Goal of the exercise: A single number is expected: the count of lines below where the word "title" occurs.

Data excerpts:
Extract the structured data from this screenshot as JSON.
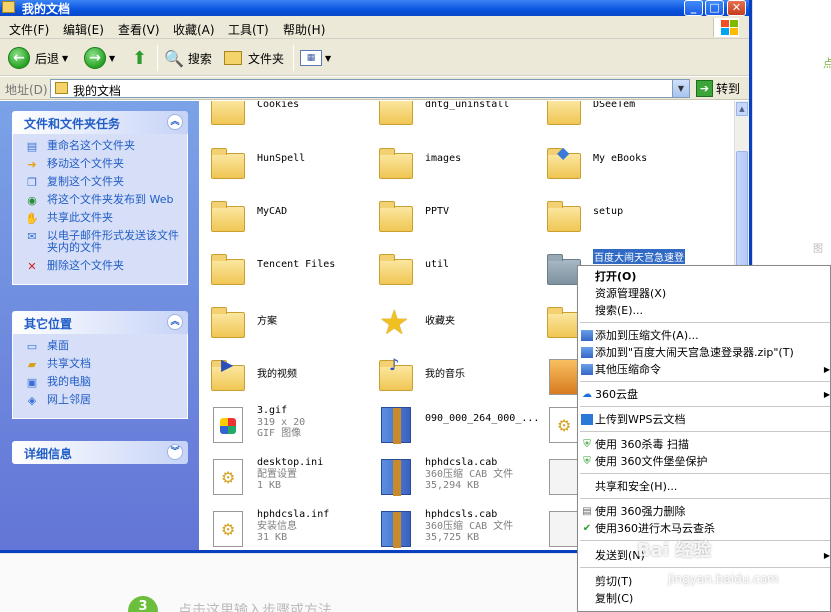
{
  "window": {
    "title": "我的文档"
  },
  "menu": [
    "文件(F)",
    "编辑(E)",
    "查看(V)",
    "收藏(A)",
    "工具(T)",
    "帮助(H)"
  ],
  "toolbar": {
    "back": "后退",
    "search": "搜索",
    "folders": "文件夹"
  },
  "address": {
    "label": "地址(D)",
    "value": "我的文档",
    "go": "转到"
  },
  "tasks": {
    "title": "文件和文件夹任务",
    "items": [
      "重命名这个文件夹",
      "移动这个文件夹",
      "复制这个文件夹",
      "将这个文件夹发布到 Web",
      "共享此文件夹",
      "以电子邮件形式发送该文件夹内的文件",
      "删除这个文件夹"
    ]
  },
  "places": {
    "title": "其它位置",
    "items": [
      "桌面",
      "共享文档",
      "我的电脑",
      "网上邻居"
    ]
  },
  "details": {
    "title": "详细信息"
  },
  "files": [
    {
      "name": "Cookies"
    },
    {
      "name": "dntg_uninstall"
    },
    {
      "name": "DSeeTem"
    },
    {
      "name": "HunSpell"
    },
    {
      "name": "images"
    },
    {
      "name": "My eBooks"
    },
    {
      "name": "MyCAD"
    },
    {
      "name": "PPTV"
    },
    {
      "name": "setup"
    },
    {
      "name": "Tencent Files"
    },
    {
      "name": "util"
    },
    {
      "name": "百度大闹天宫急速登"
    },
    {
      "name": "方案"
    },
    {
      "name": "收藏夹"
    },
    {
      "name": "我的视频"
    },
    {
      "name": "我的音乐"
    },
    {
      "name": "3.gif",
      "sub1": "319 x 20",
      "sub2": "GIF 图像"
    },
    {
      "name": "090_000_264_000_..."
    },
    {
      "name": "desktop.ini",
      "sub1": "配置设置",
      "sub2": "1 KB"
    },
    {
      "name": "hphdcsla.cab",
      "sub1": "360压缩 CAB 文件",
      "sub2": "35,294 KB"
    },
    {
      "name": "hphdcsla.inf",
      "sub1": "安装信息",
      "sub2": "31 KB"
    },
    {
      "name": "hphdcsls.cab",
      "sub1": "360压缩 CAB 文件",
      "sub2": "35,725 KB"
    }
  ],
  "context_menu": [
    "打开(O)",
    "资源管理器(X)",
    "搜索(E)...",
    "添加到压缩文件(A)...",
    "添加到\"百度大闹天宫急速登录器.zip\"(T)",
    "其他压缩命令",
    "360云盘",
    "上传到WPS云文档",
    "使用 360杀毒 扫描",
    "使用 360文件堡垒保护",
    "共享和安全(H)...",
    "使用 360强力删除",
    "使用360进行木马云查杀",
    "发送到(N)",
    "剪切(T)",
    "复制(C)"
  ],
  "background": {
    "step_number": "3",
    "step_hint": "点击这里输入步骤或方法"
  },
  "watermark": {
    "line1": "Bai 经验",
    "line2": "jingyan.baidu.com"
  }
}
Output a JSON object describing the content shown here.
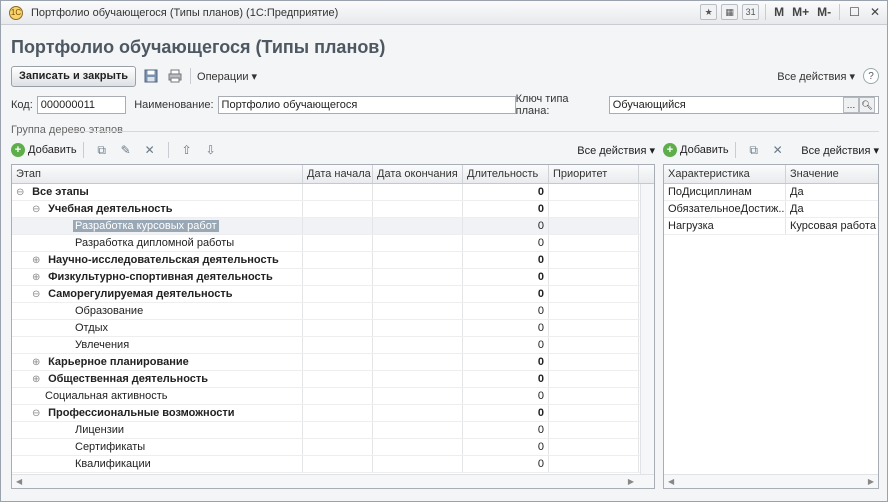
{
  "window": {
    "title": "Портфолио обучающегося (Типы планов) (1С:Предприятие)",
    "memory_buttons": [
      "M",
      "M+",
      "M-"
    ]
  },
  "form": {
    "title": "Портфолио обучающегося (Типы планов)"
  },
  "toolbar": {
    "save_close": "Записать и закрыть",
    "operations": "Операции ▾",
    "all_actions": "Все действия ▾",
    "help": "?"
  },
  "fields": {
    "code_label": "Код:",
    "code_value": "000000011",
    "name_label": "Наименование:",
    "name_value": "Портфолио обучающегося",
    "key_label": "Ключ типа плана:",
    "key_value": "Обучающийся"
  },
  "group": {
    "caption": "Группа дерево этапов"
  },
  "stages_toolbar": {
    "add": "Добавить",
    "all_actions": "Все действия ▾"
  },
  "stages_table": {
    "headers": [
      "Этап",
      "Дата начала",
      "Дата окончания",
      "Длительность",
      "Приоритет"
    ],
    "rows": [
      {
        "name": "Все этапы",
        "level": 0,
        "bold": true,
        "toggle": "⊖",
        "duration": "0"
      },
      {
        "name": "Учебная деятельность",
        "level": 1,
        "bold": true,
        "toggle": "⊖",
        "duration": "0"
      },
      {
        "name": "Разработка курсовых работ",
        "level": 2,
        "bold": false,
        "toggle": "",
        "duration": "0",
        "selected": true
      },
      {
        "name": "Разработка дипломной работы",
        "level": 2,
        "bold": false,
        "toggle": "",
        "duration": "0"
      },
      {
        "name": "Научно-исследовательская деятельность",
        "level": 1,
        "bold": true,
        "toggle": "⊕",
        "duration": "0"
      },
      {
        "name": "Физкультурно-спортивная деятельность",
        "level": 1,
        "bold": true,
        "toggle": "⊕",
        "duration": "0"
      },
      {
        "name": "Саморегулируемая деятельность",
        "level": 1,
        "bold": true,
        "toggle": "⊖",
        "duration": "0"
      },
      {
        "name": "Образование",
        "level": 2,
        "bold": false,
        "toggle": "",
        "duration": "0"
      },
      {
        "name": "Отдых",
        "level": 2,
        "bold": false,
        "toggle": "",
        "duration": "0"
      },
      {
        "name": "Увлечения",
        "level": 2,
        "bold": false,
        "toggle": "",
        "duration": "0"
      },
      {
        "name": "Карьерное планирование",
        "level": 1,
        "bold": true,
        "toggle": "⊕",
        "duration": "0"
      },
      {
        "name": "Общественная деятельность",
        "level": 1,
        "bold": true,
        "toggle": "⊕",
        "duration": "0"
      },
      {
        "name": "Социальная активность",
        "level": 1,
        "bold": false,
        "toggle": "",
        "duration": "0"
      },
      {
        "name": "Профессиональные возможности",
        "level": 1,
        "bold": true,
        "toggle": "⊖",
        "duration": "0"
      },
      {
        "name": "Лицензии",
        "level": 2,
        "bold": false,
        "toggle": "",
        "duration": "0"
      },
      {
        "name": "Сертификаты",
        "level": 2,
        "bold": false,
        "toggle": "",
        "duration": "0"
      },
      {
        "name": "Квалификации",
        "level": 2,
        "bold": false,
        "toggle": "",
        "duration": "0"
      }
    ]
  },
  "props_toolbar": {
    "add": "Добавить",
    "all_actions": "Все действия ▾"
  },
  "props_table": {
    "headers": [
      "Характеристика",
      "Значение"
    ],
    "rows": [
      {
        "key": "ПоДисциплинам",
        "value": "Да"
      },
      {
        "key": "ОбязательноеДостиж...",
        "value": "Да"
      },
      {
        "key": "Нагрузка",
        "value": "Курсовая работа"
      }
    ]
  }
}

Written reply: 6